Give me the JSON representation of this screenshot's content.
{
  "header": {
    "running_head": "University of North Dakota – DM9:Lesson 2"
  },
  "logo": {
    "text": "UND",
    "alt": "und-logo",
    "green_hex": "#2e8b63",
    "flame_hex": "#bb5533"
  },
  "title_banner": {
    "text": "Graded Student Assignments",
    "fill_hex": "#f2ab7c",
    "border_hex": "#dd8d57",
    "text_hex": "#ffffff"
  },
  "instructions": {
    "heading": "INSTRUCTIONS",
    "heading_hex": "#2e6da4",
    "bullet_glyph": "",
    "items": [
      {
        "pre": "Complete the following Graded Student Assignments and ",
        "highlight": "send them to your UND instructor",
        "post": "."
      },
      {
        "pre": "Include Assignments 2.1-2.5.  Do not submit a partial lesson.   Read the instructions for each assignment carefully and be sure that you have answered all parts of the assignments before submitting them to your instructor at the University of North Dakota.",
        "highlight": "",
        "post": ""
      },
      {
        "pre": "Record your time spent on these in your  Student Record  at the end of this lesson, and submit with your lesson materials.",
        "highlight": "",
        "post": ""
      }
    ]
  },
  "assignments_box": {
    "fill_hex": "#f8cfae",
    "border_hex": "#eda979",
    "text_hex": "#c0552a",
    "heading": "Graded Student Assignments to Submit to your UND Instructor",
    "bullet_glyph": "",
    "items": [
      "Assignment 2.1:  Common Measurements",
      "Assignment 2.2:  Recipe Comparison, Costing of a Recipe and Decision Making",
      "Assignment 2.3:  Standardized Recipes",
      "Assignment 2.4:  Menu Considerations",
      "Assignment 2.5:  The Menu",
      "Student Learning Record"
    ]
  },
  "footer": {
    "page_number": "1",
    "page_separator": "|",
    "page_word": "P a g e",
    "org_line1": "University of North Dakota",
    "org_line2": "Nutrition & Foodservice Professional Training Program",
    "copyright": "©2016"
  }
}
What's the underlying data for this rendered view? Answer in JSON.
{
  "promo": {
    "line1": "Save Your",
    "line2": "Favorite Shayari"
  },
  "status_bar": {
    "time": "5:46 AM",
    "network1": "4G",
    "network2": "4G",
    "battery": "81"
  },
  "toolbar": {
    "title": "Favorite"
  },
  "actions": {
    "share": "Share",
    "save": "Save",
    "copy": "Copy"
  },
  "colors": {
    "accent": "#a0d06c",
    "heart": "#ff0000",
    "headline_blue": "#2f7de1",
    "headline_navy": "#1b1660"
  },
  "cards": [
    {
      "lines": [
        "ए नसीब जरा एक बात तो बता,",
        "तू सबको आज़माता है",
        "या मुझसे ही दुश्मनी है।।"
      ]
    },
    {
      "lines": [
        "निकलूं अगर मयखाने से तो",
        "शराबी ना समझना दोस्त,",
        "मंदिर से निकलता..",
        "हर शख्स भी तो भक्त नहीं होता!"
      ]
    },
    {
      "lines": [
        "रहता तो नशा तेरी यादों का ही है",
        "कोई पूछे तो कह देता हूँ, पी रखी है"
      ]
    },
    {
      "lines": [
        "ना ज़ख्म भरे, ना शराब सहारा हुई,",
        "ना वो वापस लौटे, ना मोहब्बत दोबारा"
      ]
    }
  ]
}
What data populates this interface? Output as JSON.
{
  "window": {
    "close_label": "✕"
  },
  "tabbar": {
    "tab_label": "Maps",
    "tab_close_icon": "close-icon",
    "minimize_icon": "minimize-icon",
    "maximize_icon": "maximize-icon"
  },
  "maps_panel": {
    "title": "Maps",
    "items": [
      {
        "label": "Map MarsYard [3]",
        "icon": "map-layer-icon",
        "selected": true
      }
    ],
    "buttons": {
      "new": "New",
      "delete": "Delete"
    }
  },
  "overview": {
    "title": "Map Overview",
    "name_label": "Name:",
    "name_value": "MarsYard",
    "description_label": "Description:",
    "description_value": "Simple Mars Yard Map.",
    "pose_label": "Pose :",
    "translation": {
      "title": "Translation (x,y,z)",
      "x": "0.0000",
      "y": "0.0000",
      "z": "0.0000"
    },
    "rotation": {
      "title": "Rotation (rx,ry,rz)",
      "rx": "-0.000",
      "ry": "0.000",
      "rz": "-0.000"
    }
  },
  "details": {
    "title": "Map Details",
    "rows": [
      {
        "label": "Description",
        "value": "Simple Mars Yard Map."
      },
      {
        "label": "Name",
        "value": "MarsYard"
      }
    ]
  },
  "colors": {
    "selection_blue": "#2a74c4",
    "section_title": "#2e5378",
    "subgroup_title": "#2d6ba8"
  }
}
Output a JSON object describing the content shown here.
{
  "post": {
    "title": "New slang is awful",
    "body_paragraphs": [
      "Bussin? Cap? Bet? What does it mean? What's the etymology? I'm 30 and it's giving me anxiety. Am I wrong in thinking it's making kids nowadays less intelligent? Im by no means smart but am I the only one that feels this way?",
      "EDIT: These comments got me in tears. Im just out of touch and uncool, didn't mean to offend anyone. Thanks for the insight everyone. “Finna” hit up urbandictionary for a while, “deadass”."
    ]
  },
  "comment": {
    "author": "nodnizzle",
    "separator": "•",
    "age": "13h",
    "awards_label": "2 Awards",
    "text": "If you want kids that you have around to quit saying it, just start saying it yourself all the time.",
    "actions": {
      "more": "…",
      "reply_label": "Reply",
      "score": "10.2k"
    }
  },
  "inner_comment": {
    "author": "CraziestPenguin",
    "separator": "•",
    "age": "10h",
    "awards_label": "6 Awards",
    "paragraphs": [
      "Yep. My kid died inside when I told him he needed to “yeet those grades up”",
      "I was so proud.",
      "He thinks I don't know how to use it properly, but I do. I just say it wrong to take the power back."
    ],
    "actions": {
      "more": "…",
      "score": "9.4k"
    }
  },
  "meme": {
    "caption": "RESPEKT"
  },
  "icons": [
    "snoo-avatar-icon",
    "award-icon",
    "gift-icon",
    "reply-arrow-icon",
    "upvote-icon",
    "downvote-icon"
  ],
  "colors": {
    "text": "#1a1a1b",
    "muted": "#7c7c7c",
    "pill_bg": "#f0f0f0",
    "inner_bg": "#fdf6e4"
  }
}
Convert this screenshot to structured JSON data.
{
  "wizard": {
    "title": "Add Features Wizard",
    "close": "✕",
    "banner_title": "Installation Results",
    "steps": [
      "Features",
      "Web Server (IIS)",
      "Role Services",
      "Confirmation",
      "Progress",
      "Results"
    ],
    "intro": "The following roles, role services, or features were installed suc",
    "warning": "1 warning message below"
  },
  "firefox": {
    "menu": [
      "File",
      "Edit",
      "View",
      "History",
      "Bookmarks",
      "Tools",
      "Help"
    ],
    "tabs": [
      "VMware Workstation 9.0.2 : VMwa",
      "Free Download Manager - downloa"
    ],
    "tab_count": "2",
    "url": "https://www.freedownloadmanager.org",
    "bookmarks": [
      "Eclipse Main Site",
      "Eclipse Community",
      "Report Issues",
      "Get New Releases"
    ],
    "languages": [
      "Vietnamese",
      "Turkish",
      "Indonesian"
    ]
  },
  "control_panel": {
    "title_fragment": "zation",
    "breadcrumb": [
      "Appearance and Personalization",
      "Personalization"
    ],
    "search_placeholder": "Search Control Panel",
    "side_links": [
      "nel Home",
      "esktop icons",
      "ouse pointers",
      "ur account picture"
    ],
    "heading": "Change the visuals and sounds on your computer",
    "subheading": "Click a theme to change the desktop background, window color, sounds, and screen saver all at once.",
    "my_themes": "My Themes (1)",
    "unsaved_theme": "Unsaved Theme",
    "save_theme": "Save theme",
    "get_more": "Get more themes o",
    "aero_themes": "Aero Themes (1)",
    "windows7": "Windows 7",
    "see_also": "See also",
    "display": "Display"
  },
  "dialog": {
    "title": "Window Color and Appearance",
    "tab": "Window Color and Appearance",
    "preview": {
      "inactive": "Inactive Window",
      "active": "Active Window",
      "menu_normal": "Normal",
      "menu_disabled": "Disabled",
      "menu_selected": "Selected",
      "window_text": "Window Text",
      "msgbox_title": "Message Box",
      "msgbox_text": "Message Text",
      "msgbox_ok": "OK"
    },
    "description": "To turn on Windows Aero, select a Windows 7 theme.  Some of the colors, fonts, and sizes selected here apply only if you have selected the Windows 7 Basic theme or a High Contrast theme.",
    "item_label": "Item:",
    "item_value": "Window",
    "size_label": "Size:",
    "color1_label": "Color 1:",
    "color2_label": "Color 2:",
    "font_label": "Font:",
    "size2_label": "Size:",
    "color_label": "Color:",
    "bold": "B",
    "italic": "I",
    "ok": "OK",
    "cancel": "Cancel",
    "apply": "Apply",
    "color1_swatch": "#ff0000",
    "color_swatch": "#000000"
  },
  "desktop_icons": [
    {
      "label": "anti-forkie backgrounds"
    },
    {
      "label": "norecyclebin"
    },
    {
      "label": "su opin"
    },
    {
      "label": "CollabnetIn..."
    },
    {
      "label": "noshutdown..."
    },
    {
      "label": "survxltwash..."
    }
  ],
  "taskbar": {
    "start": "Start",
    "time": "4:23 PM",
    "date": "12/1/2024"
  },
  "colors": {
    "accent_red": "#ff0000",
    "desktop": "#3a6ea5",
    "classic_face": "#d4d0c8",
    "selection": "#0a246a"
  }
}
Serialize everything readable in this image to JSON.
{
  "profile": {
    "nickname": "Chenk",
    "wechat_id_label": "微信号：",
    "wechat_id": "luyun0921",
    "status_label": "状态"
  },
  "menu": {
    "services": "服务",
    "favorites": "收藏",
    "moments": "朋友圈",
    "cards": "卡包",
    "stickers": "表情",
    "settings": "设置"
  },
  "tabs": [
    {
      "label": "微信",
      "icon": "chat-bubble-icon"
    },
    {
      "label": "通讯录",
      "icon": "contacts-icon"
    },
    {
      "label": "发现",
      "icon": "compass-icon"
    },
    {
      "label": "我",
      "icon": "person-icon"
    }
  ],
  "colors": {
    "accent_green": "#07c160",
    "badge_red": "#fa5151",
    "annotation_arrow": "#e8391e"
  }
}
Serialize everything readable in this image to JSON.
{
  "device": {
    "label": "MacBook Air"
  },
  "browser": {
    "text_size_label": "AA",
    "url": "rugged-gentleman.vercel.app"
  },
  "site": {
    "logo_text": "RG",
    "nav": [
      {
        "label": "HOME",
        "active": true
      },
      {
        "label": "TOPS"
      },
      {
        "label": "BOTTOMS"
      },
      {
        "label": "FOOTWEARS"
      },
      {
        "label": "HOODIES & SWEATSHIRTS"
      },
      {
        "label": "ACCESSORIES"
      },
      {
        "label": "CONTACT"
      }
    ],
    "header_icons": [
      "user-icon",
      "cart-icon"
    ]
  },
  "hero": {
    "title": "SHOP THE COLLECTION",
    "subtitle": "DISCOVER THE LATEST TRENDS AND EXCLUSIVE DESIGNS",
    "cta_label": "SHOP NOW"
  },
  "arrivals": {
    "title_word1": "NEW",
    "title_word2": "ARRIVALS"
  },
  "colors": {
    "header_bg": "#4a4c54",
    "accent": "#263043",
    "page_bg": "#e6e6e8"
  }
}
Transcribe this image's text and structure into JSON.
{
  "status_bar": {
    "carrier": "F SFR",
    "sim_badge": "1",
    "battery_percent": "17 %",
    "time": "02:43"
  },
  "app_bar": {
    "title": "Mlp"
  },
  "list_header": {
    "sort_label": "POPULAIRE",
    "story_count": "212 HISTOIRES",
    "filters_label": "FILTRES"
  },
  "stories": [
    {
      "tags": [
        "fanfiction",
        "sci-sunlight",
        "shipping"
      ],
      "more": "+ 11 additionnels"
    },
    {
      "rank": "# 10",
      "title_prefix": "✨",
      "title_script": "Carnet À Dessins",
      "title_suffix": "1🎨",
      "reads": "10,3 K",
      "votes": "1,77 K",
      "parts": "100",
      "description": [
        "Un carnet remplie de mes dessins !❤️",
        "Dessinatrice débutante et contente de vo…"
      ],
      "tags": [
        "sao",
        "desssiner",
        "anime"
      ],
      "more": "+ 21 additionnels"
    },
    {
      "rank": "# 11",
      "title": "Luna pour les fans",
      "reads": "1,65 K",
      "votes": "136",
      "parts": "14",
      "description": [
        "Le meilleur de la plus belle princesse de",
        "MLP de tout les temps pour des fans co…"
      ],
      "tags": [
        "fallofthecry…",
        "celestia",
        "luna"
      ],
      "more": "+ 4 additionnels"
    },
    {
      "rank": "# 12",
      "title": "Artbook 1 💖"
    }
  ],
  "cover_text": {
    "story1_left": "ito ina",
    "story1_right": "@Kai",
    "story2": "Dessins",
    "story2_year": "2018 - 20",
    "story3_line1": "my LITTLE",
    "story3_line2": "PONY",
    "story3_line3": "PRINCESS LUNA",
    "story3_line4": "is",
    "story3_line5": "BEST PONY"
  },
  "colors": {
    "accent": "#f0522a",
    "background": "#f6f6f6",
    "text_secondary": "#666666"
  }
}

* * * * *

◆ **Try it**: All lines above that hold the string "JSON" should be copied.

◆ **Completed task**:
Give me the JSON representation of this screenshot's content.
What's the underlying data for this rendered view? Answer in JSON.
What data populates this interface? Output as JSON.
Output a JSON object describing the content shown here.
Convert this screenshot to structured JSON data.
Serialize everything readable in this image to JSON.
Serialize everything readable in this image to JSON.
Transcribe this image's text and structure into JSON.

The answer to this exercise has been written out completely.